▸ **WORK REQUIRED**: Every record below is to be retyped exactly, with the pictures left out.

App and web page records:
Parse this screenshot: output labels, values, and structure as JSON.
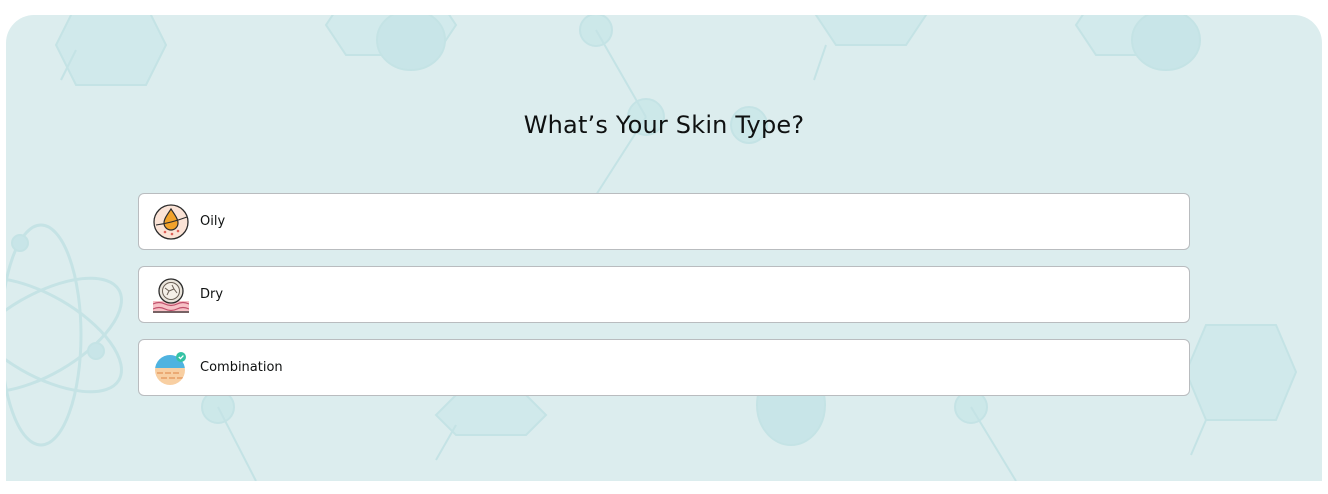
{
  "quiz": {
    "title": "What’s Your Skin Type?",
    "options": [
      {
        "label": "Oily",
        "icon": "oil-drop-skin-icon"
      },
      {
        "label": "Dry",
        "icon": "dry-skin-icon"
      },
      {
        "label": "Combination",
        "icon": "combination-skin-icon"
      }
    ]
  },
  "colors": {
    "background": "#dcedee",
    "pattern": "#c2e2e5",
    "card": "#ffffff",
    "card_border": "#b9bcbf",
    "text": "#0f1111"
  }
}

▸ **RESPONSE BOX**:
Parse this screenshot: output labels, values, and structure as JSON.
{
  "quiz": {
    "title": "What’s Your Skin Type?",
    "options": [
      {
        "label": "Oily",
        "icon": "oil-drop-skin-icon"
      },
      {
        "label": "Dry",
        "icon": "dry-skin-icon"
      },
      {
        "label": "Combination",
        "icon": "combination-skin-icon"
      }
    ]
  },
  "colors": {
    "background": "#dcedee",
    "pattern": "#c2e2e5",
    "card": "#ffffff",
    "card_border": "#b9bcbf",
    "text": "#0f1111"
  }
}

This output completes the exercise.